Richard STRAUSS (1864-1949)
Don Juan, Op.20 [16.49]
Till Eulenspiegels lustige Streiche, Op.28 [14.38]
Also sprach Zarathustra, Op.30 [33.44]
Royal Philharmonic Orchestra/Sir Charles Mackerras
rec.. Abbey Road Studios, London, March 1995
These recordings were originally made for the now-defunct Tring label, who specialised in the production of cheap discs for sale mainly through supermarket outlets. As such it will already have attracted many purchasers who would not otherwise regard themselves as fans of classical music. They will have been well served by orchestral performances of the highest order - the RPO horns cover themselves with glory - conducting that is at once sympathetic and characterful, and a natural recording which allows all of Strauss’s glorious counterpoint to be clearly heard.
This reissue will, I hope, attract more such buyers, but they will not be ideally served by James Murray’s new booklet notes. In order fully to appreciate the music of these symphonic poems, the listener needs to have some idea of the exact ideas that Strauss is attempting to convey. Here, although we are given the titles of the individual sections in Also sprach Zarathustra in German, translations are only provided for some of these in the booklet. The appearances of plainchant melodies in the second section, for example, are not only unexplained but unmentioned. The scene where Zarathustra encounters maidens dancing in the woods is described merely as a “waltz”, and although the natural placing of the solo violin in the aural perspective obviates to some extent the unfortunate impression one sometimes receives that the hero has strayed into a Viennese café, nothing is said in the notes about the real inspiration behind the music. The original release credited Hugh Bean as the solo player, but this is no longer mentioned. In the final section the bells – depicting what Nietzsche calls “the deep midnight bell” are a couple of octaves too high, just ordinary tubular bells in fact.
Karajan had a particular affection for this piece – he asked that it should be his first recording for Decca in 1958 – and he took considerable trouble to make sure that the bell sounds were right, as his producer John Culshaw explains in his autobiography Putting the record straight. Indeed any one of his recordings show a greater sympathy for the score, and more character, than Mackerras does here. The latter is for example rather perfunctory and efficient in the philosophical final bars, moving the music along faster than is ideal. The contrast between the unrelated keys at the very end may no longer have the power to disturb that they did at the time of the first performance, but the sense of mystic dissociation and loss of direction that Strauss conveys is missing.

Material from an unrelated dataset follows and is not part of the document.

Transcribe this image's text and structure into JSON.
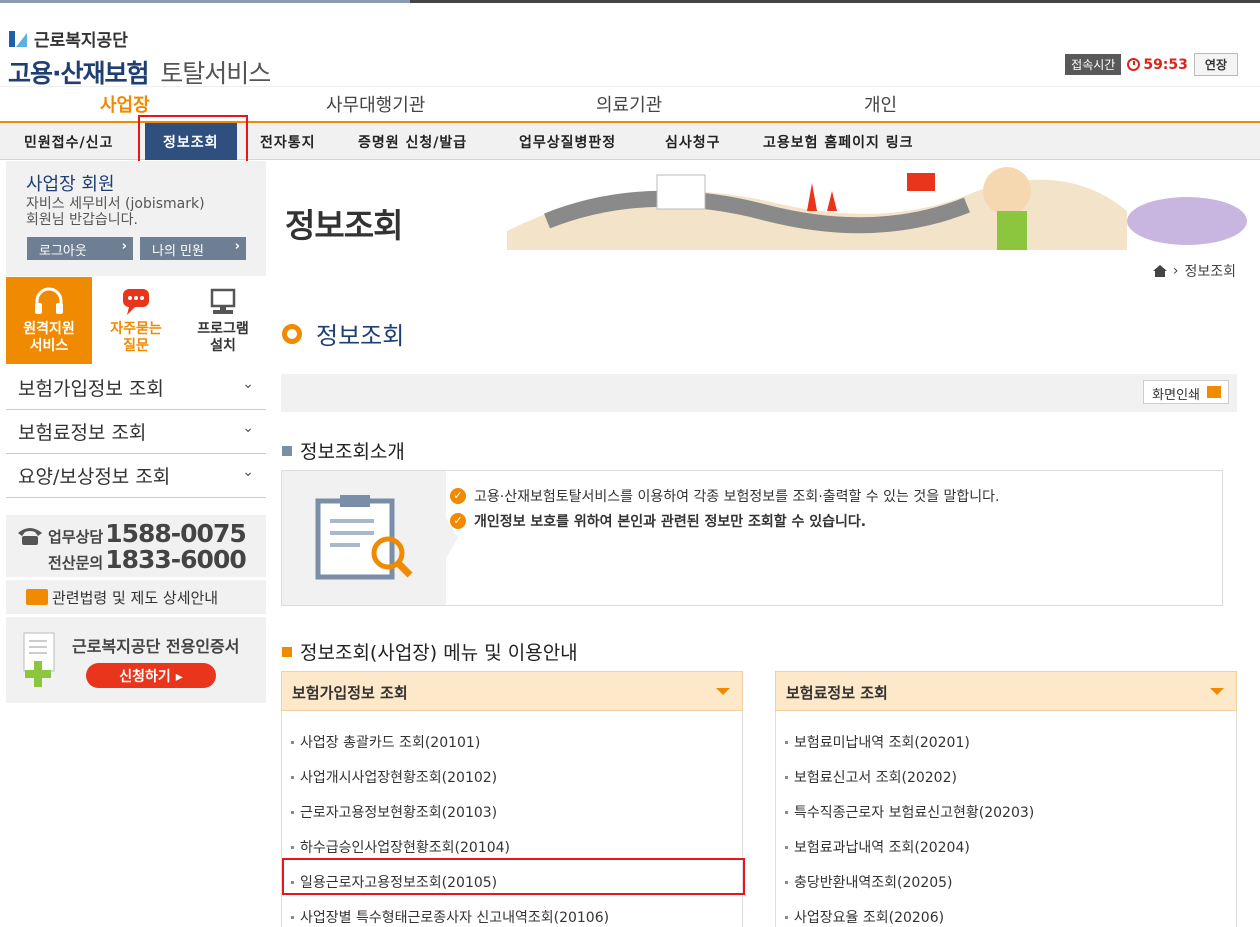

The pause after that conclusion before the rushing entry of the strings in Don Juan is far too short, a mere six seconds or so, which leaves an unwary listener with the unfortunate impression that it is simply a continuation of the same piece. The same observation applies at the end of Don Juan, where the first notes of Till Eulenspiegel enter far too soon.
In Till Eulenspiegel the booklet notes are again insufficiently detailed. We are given no explanation of the various adventures of the raffish hero, which leaves such programmatic orchestral details as the sudden appearance of the rattle in the market scene sounding unmotivated. Room however is found in the four pages of booklet text for a page and a half of listings of other CDs reissued by Alto; these include some very interesting items – including re-masterings of the Giulini Don Giovanni and Karajan’s gala Die Fledermaus – but purchasers who may be unfamiliar with the music would have been better served by more detailed information on the music performed on this disc.
Impulse buyers will not be short-changed by the performances themselves, which display plenty of life; but others in search of a bargain may perhaps be better served by Karajan’s Vienna recordings for Decca which still sound excellent even after fifty years – it was after all this recording of Also sprach Zarathustra which, employed by Stanley Kubrick in the soundtrack 2001, finally established the work in the standard repertory. Karajan for example achieves more ‘lift’ in the rushing string passages (track 3, 1.02 et seq in this recording) which erupt in protest against the religious music of the second section. In his Don Juan solo the RPO oboist has a more naturally beautiful tone than Karajan’s somewhat sour VPO player, but the result - despite beautifully poised phrasing and expression - is slightly lacking in character. However the RPO horns make the very most of their rip-roaring moment of glory at 9.43. The hanging of Till Eulenspiegel is vividly portrayed by the piccolo clarinet, but the booklet note gives no explanation for the return of the opening material after that – the notion that the condemned character has now become a folk legend.
The back of the CD box quotes approving remarks from a review published in the Gramophone at the time of the first release, although the Gramophone online archive reveals that in that review David Gutman actually recommended Karajan’s later Berlin DG coupling of the same works - with the addition of the Dance of the seven veils - in preference to this one.
Paul Corfield Godfrey
Listeners are well served by performances of the highest order.